This thing is brutal. It’s a solid steel dagger that is sturdy, well-made, and wickedly sharp. The 36ME carries no pretense of being used for anything other than close quarters combat, and every frill that wouldn’t aid in that has been stripped away. Rather than having a partial tang and a molded plastic grip like other Cold Steel offerings, this dagger is forged from one continuous piece of steel, which stood up to what can only be described as atypical abuse. Even at its retail price of roughly $60, the combination of quality construction and good materials means that this is another bargain from Cold Steel, and at $25 on sale from Botach, I just had to have it.
What we don’t like about the Cold Steel 36ME Drop Forged Push Knife
It’s a unitasker, first and foremost. This is a knife that has no other utility besides inflicting serious wounds on an attacker, and is not something that most people will ever use for its intended purpose. At best, it’s a curiosity piece, and at worst it’s something that could legitimately get you in legal trouble, should you choose to carry it, depending on your locale. The blade steel rusts easily, which makes no sense for a knife that’s meant to be carried against the body, and while it does improve the toughness of this dagger, I’d have preferred something a little less maintenance-intensive.
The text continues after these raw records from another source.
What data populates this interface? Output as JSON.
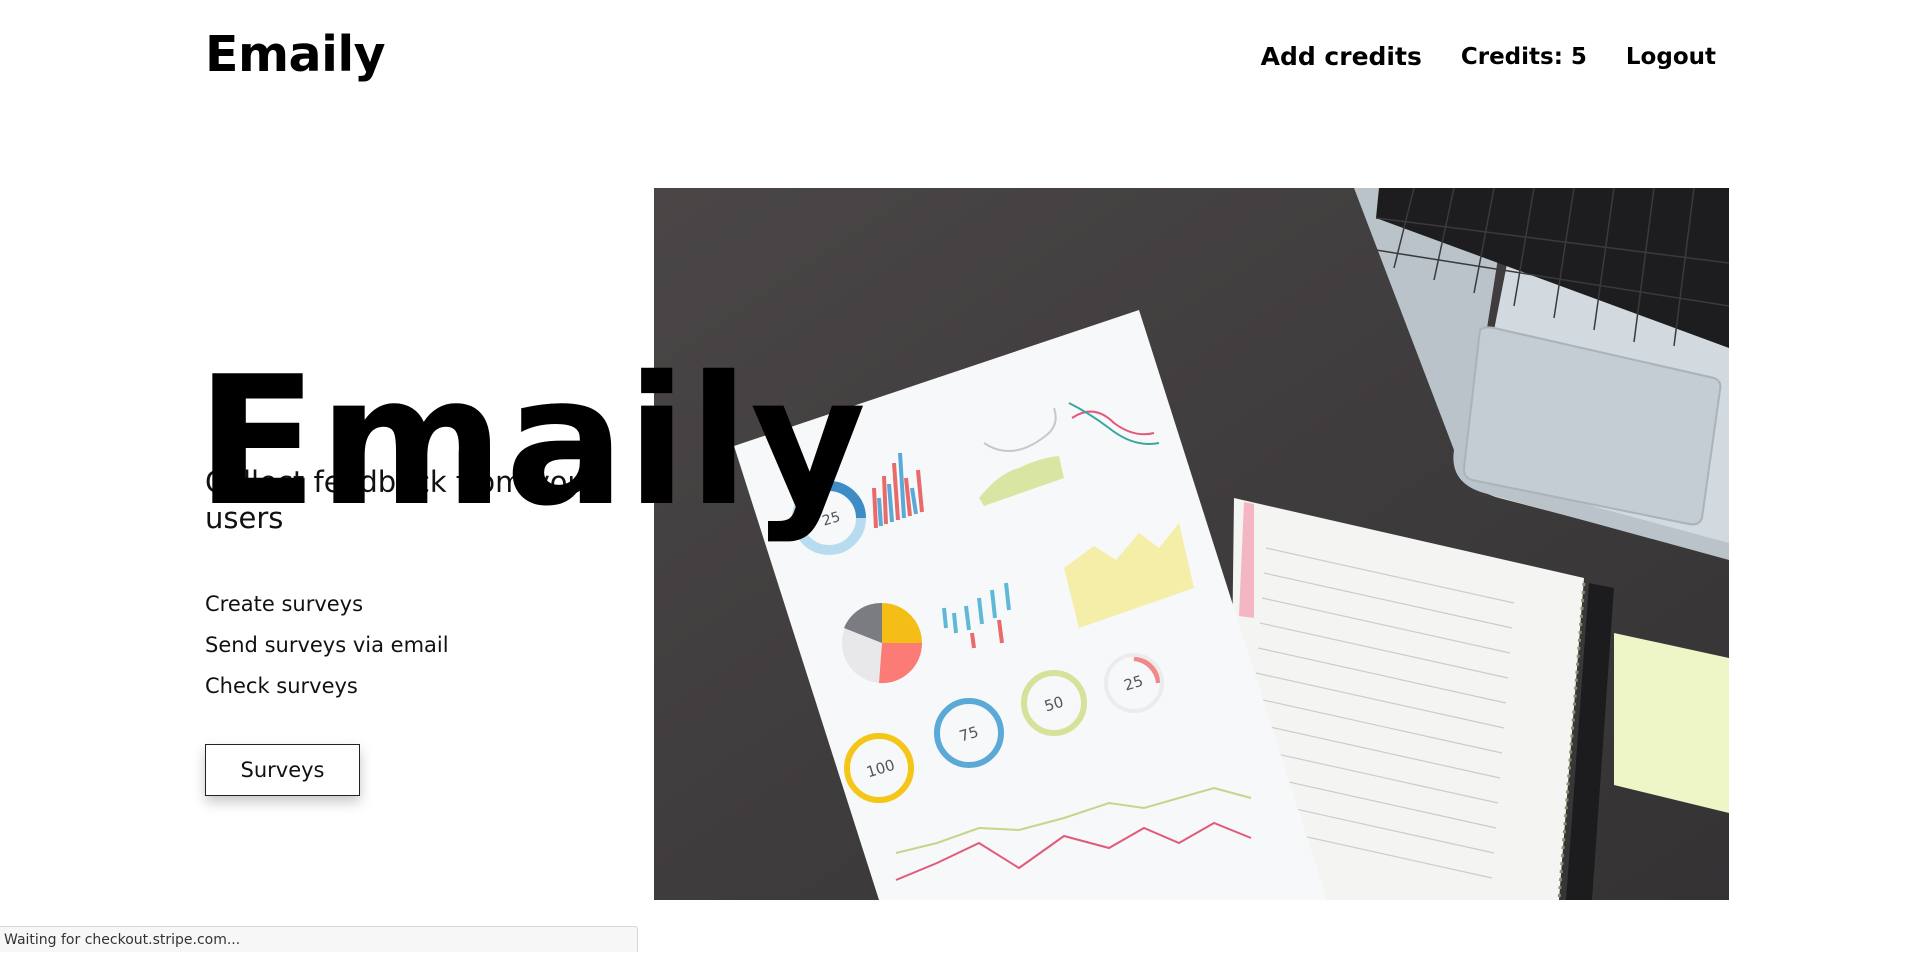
{
  "header": {
    "brand": "Emaily",
    "links": {
      "add_credits": "Add credits",
      "credits": "Credits: 5",
      "logout": "Logout"
    }
  },
  "hero": {
    "title": "Emaily",
    "subtitle": "Collect feedback from your users",
    "features": [
      "Create surveys",
      "Send surveys via email",
      "Check surveys"
    ],
    "button_label": "Surveys",
    "image": {
      "chart_numbers": [
        "25",
        "100",
        "75",
        "50",
        "25"
      ]
    }
  },
  "status_bar": {
    "text": "Waiting for checkout.stripe.com..."
  },
  "colors": {
    "background": "#ffffff",
    "text": "#000000",
    "desk": "#3d3b3c",
    "laptop": "#cfd8dd",
    "sticky_note": "#eef6c8"
  }
}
The included sheath and clip are probably the weakest points of this entire package, being flimsy, somehow both too deep and too high, and overall very much in keeping with the tradition of wonky Cold Steel sheaths.
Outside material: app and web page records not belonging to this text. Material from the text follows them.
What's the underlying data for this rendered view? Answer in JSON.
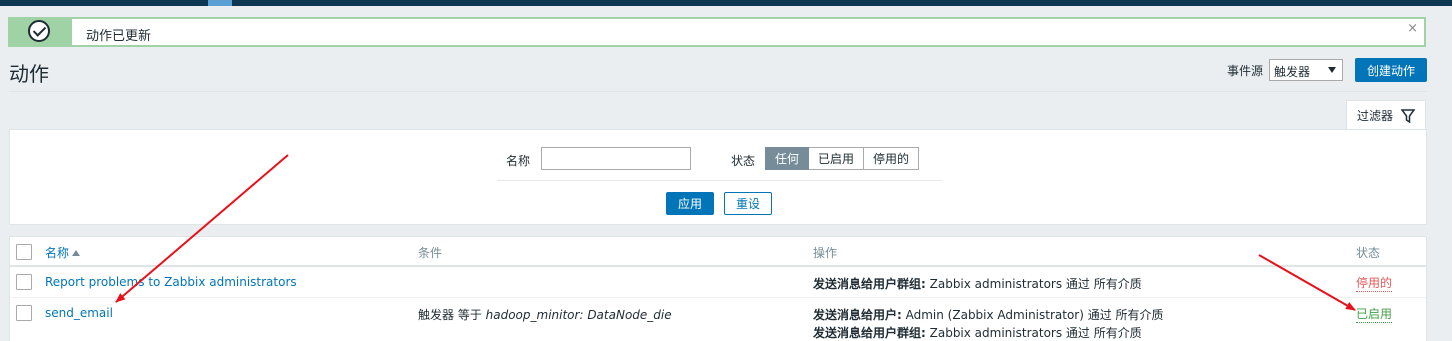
{
  "message": {
    "text": "动作已更新",
    "close_glyph": "×"
  },
  "page": {
    "title": "动作"
  },
  "header": {
    "event_source_label": "事件源",
    "event_source_value": "触发器",
    "create_button": "创建动作"
  },
  "filter": {
    "tab_label": "过滤器",
    "name_label": "名称",
    "name_value": "",
    "status_label": "状态",
    "status_options": [
      "任何",
      "已启用",
      "停用的"
    ],
    "status_selected": "任何",
    "apply_button": "应用",
    "reset_button": "重设"
  },
  "table": {
    "headers": {
      "name": "名称",
      "conditions": "条件",
      "operations": "操作",
      "status": "状态"
    },
    "rows": [
      {
        "name": "Report problems to Zabbix administrators",
        "condition_prefix": "",
        "condition_value": "",
        "operations": [
          {
            "label": "发送消息给用户群组:",
            "text": " Zabbix administrators 通过 所有介质"
          }
        ],
        "status": "停用的"
      },
      {
        "name": "send_email",
        "condition_prefix": "触发器 等于 ",
        "condition_value": "hadoop_minitor: DataNode_die",
        "operations": [
          {
            "label": "发送消息给用户:",
            "text": " Admin (Zabbix Administrator) 通过 所有介质"
          },
          {
            "label": "发送消息给用户群组:",
            "text": " Zabbix administrators 通过 所有介质"
          }
        ],
        "status": "已启用"
      }
    ]
  },
  "colors": {
    "accent": "#0275b8",
    "success": "#9fd2a5",
    "disabled": "#e45959",
    "enabled": "#429e47",
    "annotation": "#e8111b"
  }
}
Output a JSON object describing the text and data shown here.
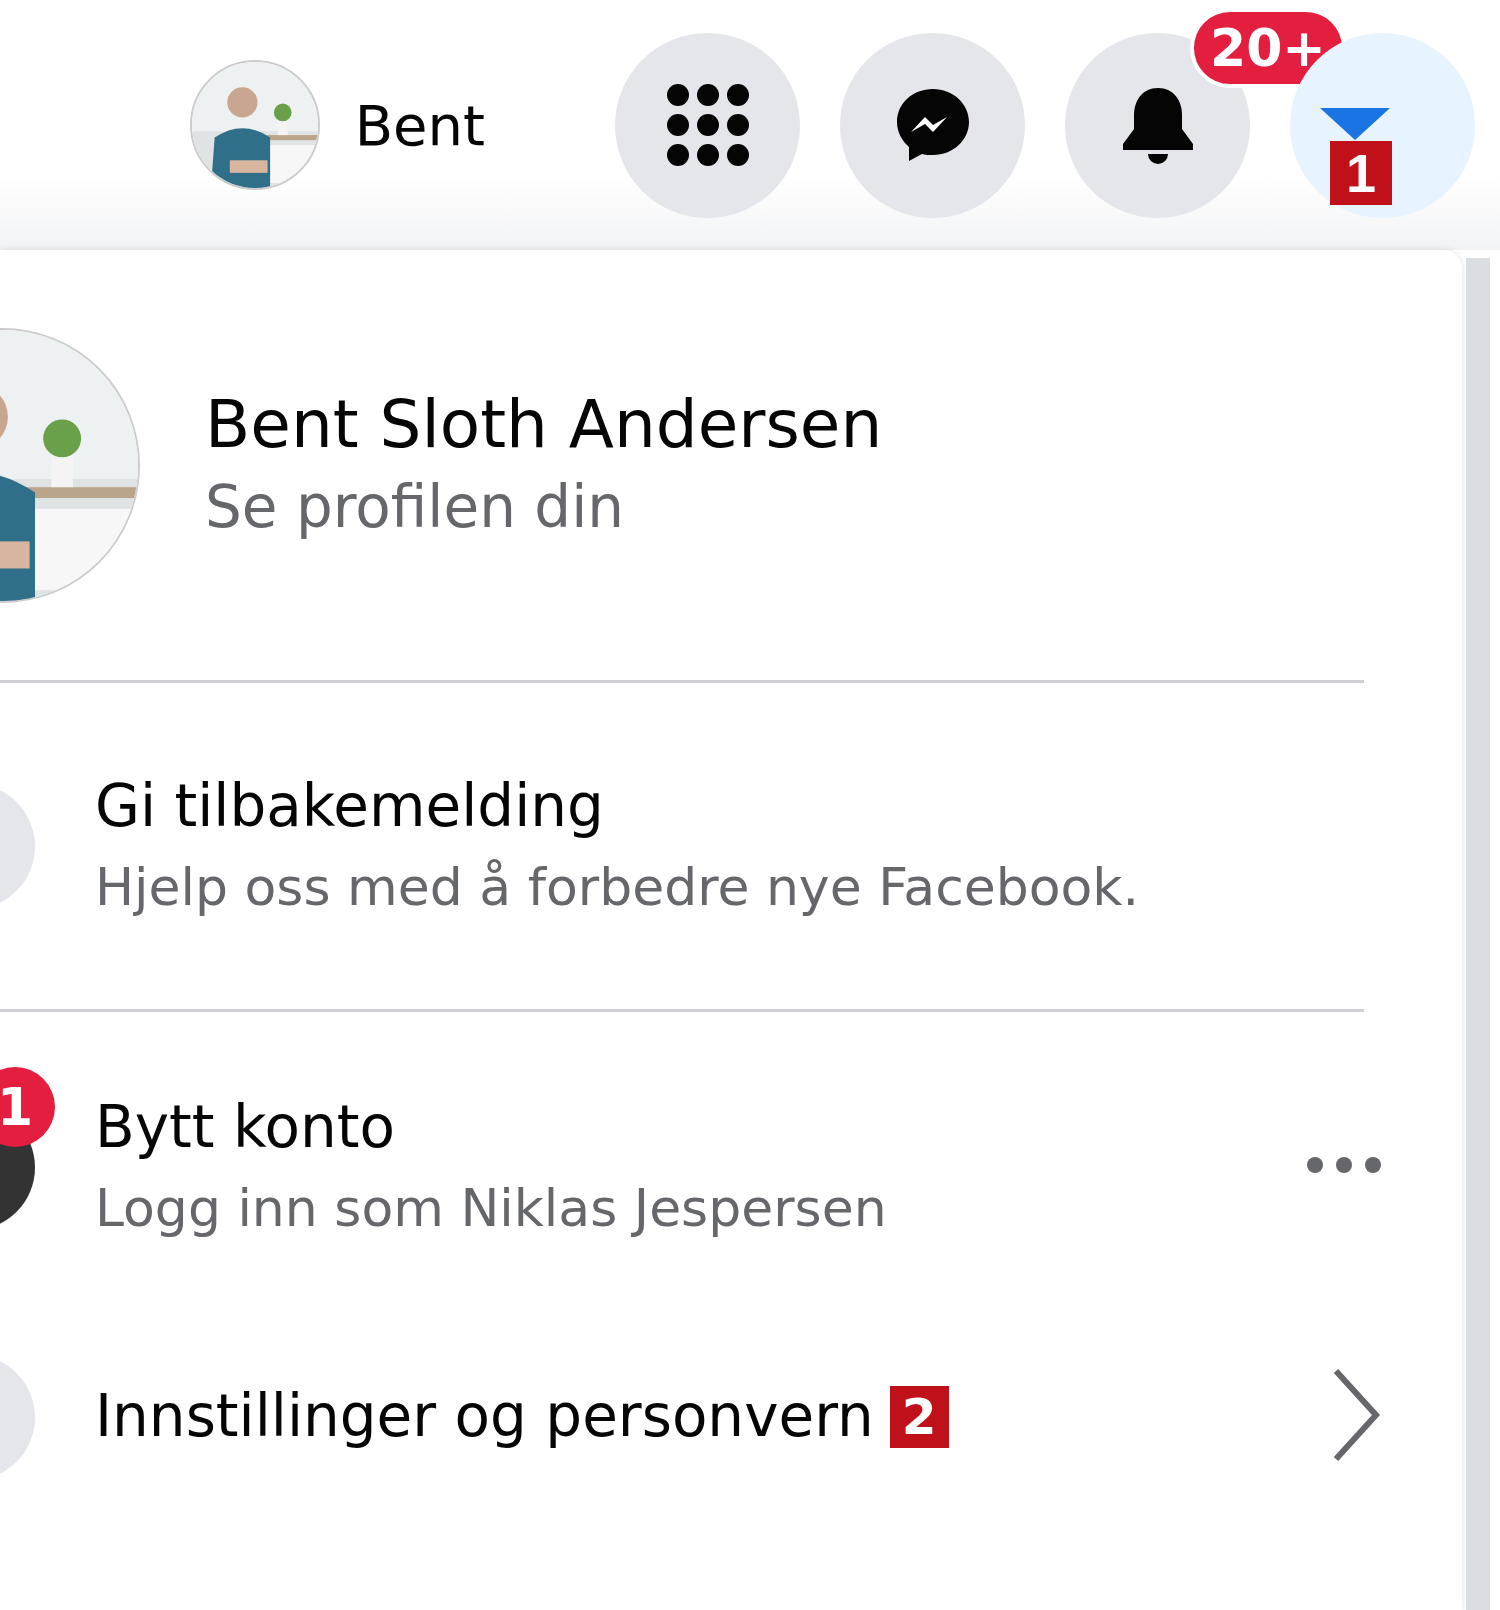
{
  "top_bar": {
    "profile": {
      "name": "Bent"
    },
    "buttons": [
      {
        "kind": "menu",
        "active": false
      },
      {
        "kind": "messenger",
        "active": false
      },
      {
        "kind": "notifications",
        "active": false,
        "badge": "20+"
      },
      {
        "kind": "account",
        "active": true,
        "marker": "1"
      }
    ]
  },
  "menu": {
    "profile": {
      "name": "Bent Sloth Andersen",
      "subtitle": "Se profilen din"
    },
    "items": [
      {
        "kind": "feedback",
        "title": "Gi tilbakemelding",
        "subtitle": "Hjelp oss med å forbedre nye Facebook."
      },
      {
        "kind": "switch",
        "title": "Bytt konto",
        "subtitle": "Logg inn som Niklas Jespersen",
        "badge": "1"
      },
      {
        "kind": "settings",
        "title": "Innstillinger og personvern",
        "marker": "2"
      }
    ]
  }
}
More than any other knife I’ve tested, the Cold Steel 36ME Drop Forged Push Knife is a niche blade. It’s brash, aggressive, and savagely designed, with one purpose in mind: this is a knife for stabbing, and nothing else. While this does limit the utility of this knife to most people, for those who actually need something like this, it’s a great choice. Additionally, it’s a great curiosity piece to have, especially at this price, especially if this is the only push dagger that you’ll ever buy. So let’s call this one an acquired taste for sure.
Saved rounds/Test notes
Due to my location, when I tested the carrying experience of the 36ME, I had to do it on private property, as the local laws prevent you from carrying fixed blade knives of any kind concealed while in public. Regarding my tests, I didn’t feel the need to do a dedicated corrosion test, since I noticed surface rust even from just walking around while wearing it on a hot day, which while easily fixed with some solvent and a cloth, was still enough to get me to call off other tests. As for the hammer test, that was done to simulate the shock of striking something metallic or similarly durable while stabbing with the dagger, to see if it would break or chip easily. As for the tests with cardboard, leather, and watermelon rind, that was mostly to test how good the factory edge was, since we’ve all seen the Cold Steel videos of them destroying some animal carcass.
FAQs about the Cold Steel 36ME Drop Forged Push Knife
More questions? Here’s Task & Purpose’s additional brief.
Q: How much does the Cold Steel 36ME Drop Forged Push Knife cost?
Q: What is 52100 steel?
A: 52100 is a very old ball bearing carbon steel, first introduced in 1905. It features one percent carbon and 1.5 percent chromium, which gives it good edge retention and toughness, but can make it difficult to heat treat. It lends itself particularly well to forging, which could be why Cold Steel chose this alloy for their drop-forged offering. As mentioned above though, it’s not very well-suited for corrosion resistance, and so upkeep and cleaning will be essential.
Q: Are push daggers Illegal?
A: Many countries explicitly ban the possession, sale, or carriage of push daggers, and many states in the U.S. do the same in some regard. Above all else, know your local knife laws, and if there’s any question about legality, talk to an attorney
Q: What do you know about death?
A: Nothing. I’m a POG.
Got questions? Comment below & talk with T&P’s editors
Matt Sampson is an 0861 in the Marine Forces Reserve and a Virginia native. In his past life, he worked in tactical gear retail and is an avid firearms enthusiast. The farthest the Marine Corps has sent him from home is Oklahoma.